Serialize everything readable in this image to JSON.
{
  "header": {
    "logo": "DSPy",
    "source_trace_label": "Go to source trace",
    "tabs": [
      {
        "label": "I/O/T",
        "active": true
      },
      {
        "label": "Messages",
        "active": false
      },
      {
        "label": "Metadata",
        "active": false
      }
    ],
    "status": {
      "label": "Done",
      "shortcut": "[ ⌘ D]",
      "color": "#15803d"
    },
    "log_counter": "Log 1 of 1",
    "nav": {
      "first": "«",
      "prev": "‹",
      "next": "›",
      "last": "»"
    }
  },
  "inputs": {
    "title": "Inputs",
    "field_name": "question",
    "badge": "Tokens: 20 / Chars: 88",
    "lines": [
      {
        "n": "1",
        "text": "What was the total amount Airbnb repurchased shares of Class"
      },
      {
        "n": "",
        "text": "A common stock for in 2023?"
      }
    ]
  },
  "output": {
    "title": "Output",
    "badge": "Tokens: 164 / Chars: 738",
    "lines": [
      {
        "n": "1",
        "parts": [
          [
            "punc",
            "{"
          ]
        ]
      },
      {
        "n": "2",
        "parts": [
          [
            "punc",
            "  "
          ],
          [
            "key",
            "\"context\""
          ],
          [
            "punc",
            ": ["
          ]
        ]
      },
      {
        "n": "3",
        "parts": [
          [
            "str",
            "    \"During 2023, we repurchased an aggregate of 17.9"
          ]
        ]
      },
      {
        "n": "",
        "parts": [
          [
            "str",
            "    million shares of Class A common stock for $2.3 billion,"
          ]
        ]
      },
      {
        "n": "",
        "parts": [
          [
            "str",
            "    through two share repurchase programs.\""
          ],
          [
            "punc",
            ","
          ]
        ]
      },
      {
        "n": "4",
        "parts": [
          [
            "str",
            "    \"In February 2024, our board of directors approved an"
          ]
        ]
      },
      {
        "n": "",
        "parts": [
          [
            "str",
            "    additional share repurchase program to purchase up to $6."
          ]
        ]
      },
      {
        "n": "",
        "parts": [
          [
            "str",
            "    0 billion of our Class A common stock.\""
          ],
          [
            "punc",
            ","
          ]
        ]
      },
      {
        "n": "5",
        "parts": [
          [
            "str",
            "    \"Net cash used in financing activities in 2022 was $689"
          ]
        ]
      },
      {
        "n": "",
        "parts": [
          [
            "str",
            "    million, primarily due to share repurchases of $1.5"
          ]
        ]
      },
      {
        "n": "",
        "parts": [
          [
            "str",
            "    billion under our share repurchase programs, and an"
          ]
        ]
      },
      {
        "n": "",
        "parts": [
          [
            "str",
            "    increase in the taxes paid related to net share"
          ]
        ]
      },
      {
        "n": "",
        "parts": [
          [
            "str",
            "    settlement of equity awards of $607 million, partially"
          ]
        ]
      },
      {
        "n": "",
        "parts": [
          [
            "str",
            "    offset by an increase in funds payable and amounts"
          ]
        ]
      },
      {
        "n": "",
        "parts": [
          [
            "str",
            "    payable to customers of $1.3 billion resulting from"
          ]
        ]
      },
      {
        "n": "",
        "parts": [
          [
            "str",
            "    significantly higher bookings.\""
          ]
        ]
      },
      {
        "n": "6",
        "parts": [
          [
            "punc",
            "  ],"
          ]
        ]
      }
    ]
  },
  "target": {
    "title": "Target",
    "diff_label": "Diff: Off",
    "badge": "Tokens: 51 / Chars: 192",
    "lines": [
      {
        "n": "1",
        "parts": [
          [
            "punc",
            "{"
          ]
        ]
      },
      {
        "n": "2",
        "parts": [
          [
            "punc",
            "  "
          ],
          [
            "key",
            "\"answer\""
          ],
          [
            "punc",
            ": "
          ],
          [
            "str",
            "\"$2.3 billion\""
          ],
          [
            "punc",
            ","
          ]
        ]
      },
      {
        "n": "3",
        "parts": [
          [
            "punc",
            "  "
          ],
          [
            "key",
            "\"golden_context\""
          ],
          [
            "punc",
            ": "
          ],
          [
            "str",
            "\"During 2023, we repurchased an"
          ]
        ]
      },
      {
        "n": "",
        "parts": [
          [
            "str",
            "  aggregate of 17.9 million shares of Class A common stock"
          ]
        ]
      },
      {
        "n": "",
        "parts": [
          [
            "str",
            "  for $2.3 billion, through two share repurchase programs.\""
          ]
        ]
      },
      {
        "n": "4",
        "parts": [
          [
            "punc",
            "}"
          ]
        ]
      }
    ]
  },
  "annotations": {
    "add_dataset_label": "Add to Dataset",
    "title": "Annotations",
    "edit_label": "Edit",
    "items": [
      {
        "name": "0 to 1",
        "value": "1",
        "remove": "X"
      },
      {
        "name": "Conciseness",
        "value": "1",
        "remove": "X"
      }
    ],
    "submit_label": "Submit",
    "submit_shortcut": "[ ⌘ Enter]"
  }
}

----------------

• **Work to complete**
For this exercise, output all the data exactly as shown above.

• **Exercise result**
Serialize everything readable in this image to JSON.
{
  "header": {
    "logo": "DSPy",
    "source_trace_label": "Go to source trace",
    "tabs": [
      {
        "label": "I/O/T",
        "active": true
      },
      {
        "label": "Messages",
        "active": false
      },
      {
        "label": "Metadata",
        "active": false
      }
    ],
    "status": {
      "label": "Done",
      "shortcut": "[ ⌘ D]",
      "color": "#15803d"
    },
    "log_counter": "Log 1 of 1",
    "nav": {
      "first": "«",
      "prev": "‹",
      "next": "›",
      "last": "»"
    }
  },
  "inputs": {
    "title": "Inputs",
    "field_name": "question",
    "badge": "Tokens: 20 / Chars: 88",
    "lines": [
      {
        "n": "1",
        "text": "What was the total amount Airbnb repurchased shares of Class"
      },
      {
        "n": "",
        "text": "A common stock for in 2023?"
      }
    ]
  },
  "output": {
    "title": "Output",
    "badge": "Tokens: 164 / Chars: 738",
    "lines": [
      {
        "n": "1",
        "parts": [
          [
            "punc",
            "{"
          ]
        ]
      },
      {
        "n": "2",
        "parts": [
          [
            "punc",
            "  "
          ],
          [
            "key",
            "\"context\""
          ],
          [
            "punc",
            ": ["
          ]
        ]
      },
      {
        "n": "3",
        "parts": [
          [
            "str",
            "    \"During 2023, we repurchased an aggregate of 17.9"
          ]
        ]
      },
      {
        "n": "",
        "parts": [
          [
            "str",
            "    million shares of Class A common stock for $2.3 billion,"
          ]
        ]
      },
      {
        "n": "",
        "parts": [
          [
            "str",
            "    through two share repurchase programs.\""
          ],
          [
            "punc",
            ","
          ]
        ]
      },
      {
        "n": "4",
        "parts": [
          [
            "str",
            "    \"In February 2024, our board of directors approved an"
          ]
        ]
      },
      {
        "n": "",
        "parts": [
          [
            "str",
            "    additional share repurchase program to purchase up to $6."
          ]
        ]
      },
      {
        "n": "",
        "parts": [
          [
            "str",
            "    0 billion of our Class A common stock.\""
          ],
          [
            "punc",
            ","
          ]
        ]
      },
      {
        "n": "5",
        "parts": [
          [
            "str",
            "    \"Net cash used in financing activities in 2022 was $689"
          ]
        ]
      },
      {
        "n": "",
        "parts": [
          [
            "str",
            "    million, primarily due to share repurchases of $1.5"
          ]
        ]
      },
      {
        "n": "",
        "parts": [
          [
            "str",
            "    billion under our share repurchase programs, and an"
          ]
        ]
      },
      {
        "n": "",
        "parts": [
          [
            "str",
            "    increase in the taxes paid related to net share"
          ]
        ]
      },
      {
        "n": "",
        "parts": [
          [
            "str",
            "    settlement of equity awards of $607 million, partially"
          ]
        ]
      },
      {
        "n": "",
        "parts": [
          [
            "str",
            "    offset by an increase in funds payable and amounts"
          ]
        ]
      },
      {
        "n": "",
        "parts": [
          [
            "str",
            "    payable to customers of $1.3 billion resulting from"
          ]
        ]
      },
      {
        "n": "",
        "parts": [
          [
            "str",
            "    significantly higher bookings.\""
          ]
        ]
      },
      {
        "n": "6",
        "parts": [
          [
            "punc",
            "  ],"
          ]
        ]
      }
    ]
  },
  "target": {
    "title": "Target",
    "diff_label": "Diff: Off",
    "badge": "Tokens: 51 / Chars: 192",
    "lines": [
      {
        "n": "1",
        "parts": [
          [
            "punc",
            "{"
          ]
        ]
      },
      {
        "n": "2",
        "parts": [
          [
            "punc",
            "  "
          ],
          [
            "key",
            "\"answer\""
          ],
          [
            "punc",
            ": "
          ],
          [
            "str",
            "\"$2.3 billion\""
          ],
          [
            "punc",
            ","
          ]
        ]
      },
      {
        "n": "3",
        "parts": [
          [
            "punc",
            "  "
          ],
          [
            "key",
            "\"golden_context\""
          ],
          [
            "punc",
            ": "
          ],
          [
            "str",
            "\"During 2023, we repurchased an"
          ]
        ]
      },
      {
        "n": "",
        "parts": [
          [
            "str",
            "  aggregate of 17.9 million shares of Class A common stock"
          ]
        ]
      },
      {
        "n": "",
        "parts": [
          [
            "str",
            "  for $2.3 billion, through two share repurchase programs.\""
          ]
        ]
      },
      {
        "n": "4",
        "parts": [
          [
            "punc",
            "}"
          ]
        ]
      }
    ]
  },
  "annotations": {
    "add_dataset_label": "Add to Dataset",
    "title": "Annotations",
    "edit_label": "Edit",
    "items": [
      {
        "name": "0 to 1",
        "value": "1",
        "remove": "X"
      },
      {
        "name": "Conciseness",
        "value": "1",
        "remove": "X"
      }
    ],
    "submit_label": "Submit",
    "submit_shortcut": "[ ⌘ Enter]"
  }
}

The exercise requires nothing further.